(What you need to do): Before doing anything else, copy the entries below exactly.

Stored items
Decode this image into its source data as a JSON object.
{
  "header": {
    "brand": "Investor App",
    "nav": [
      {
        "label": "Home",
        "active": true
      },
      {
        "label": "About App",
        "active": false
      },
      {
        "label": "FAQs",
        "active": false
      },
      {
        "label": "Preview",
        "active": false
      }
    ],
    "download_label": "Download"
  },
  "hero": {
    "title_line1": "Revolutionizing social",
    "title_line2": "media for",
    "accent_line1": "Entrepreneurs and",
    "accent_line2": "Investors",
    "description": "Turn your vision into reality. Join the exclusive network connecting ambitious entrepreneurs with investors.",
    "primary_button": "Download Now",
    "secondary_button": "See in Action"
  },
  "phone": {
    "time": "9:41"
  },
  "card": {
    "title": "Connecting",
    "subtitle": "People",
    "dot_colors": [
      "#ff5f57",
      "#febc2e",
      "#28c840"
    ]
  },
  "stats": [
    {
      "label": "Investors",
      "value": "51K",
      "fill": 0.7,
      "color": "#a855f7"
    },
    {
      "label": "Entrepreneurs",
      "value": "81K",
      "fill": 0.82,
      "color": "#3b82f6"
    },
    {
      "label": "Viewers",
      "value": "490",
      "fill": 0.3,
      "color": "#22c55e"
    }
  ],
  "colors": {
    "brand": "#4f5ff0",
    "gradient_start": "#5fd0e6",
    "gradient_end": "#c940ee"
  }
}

(Output for this task):
Decode this image into its source data as a JSON object.
{
  "header": {
    "brand": "Investor App",
    "nav": [
      {
        "label": "Home",
        "active": true
      },
      {
        "label": "About App",
        "active": false
      },
      {
        "label": "FAQs",
        "active": false
      },
      {
        "label": "Preview",
        "active": false
      }
    ],
    "download_label": "Download"
  },
  "hero": {
    "title_line1": "Revolutionizing social",
    "title_line2": "media for",
    "accent_line1": "Entrepreneurs and",
    "accent_line2": "Investors",
    "description": "Turn your vision into reality. Join the exclusive network connecting ambitious entrepreneurs with investors.",
    "primary_button": "Download Now",
    "secondary_button": "See in Action"
  },
  "phone": {
    "time": "9:41"
  },
  "card": {
    "title": "Connecting",
    "subtitle": "People",
    "dot_colors": [
      "#ff5f57",
      "#febc2e",
      "#28c840"
    ]
  },
  "stats": [
    {
      "label": "Investors",
      "value": "51K",
      "fill": 0.7,
      "color": "#a855f7"
    },
    {
      "label": "Entrepreneurs",
      "value": "81K",
      "fill": 0.82,
      "color": "#3b82f6"
    },
    {
      "label": "Viewers",
      "value": "490",
      "fill": 0.3,
      "color": "#22c55e"
    }
  ],
  "colors": {
    "brand": "#4f5ff0",
    "gradient_start": "#5fd0e6",
    "gradient_end": "#c940ee"
  }
}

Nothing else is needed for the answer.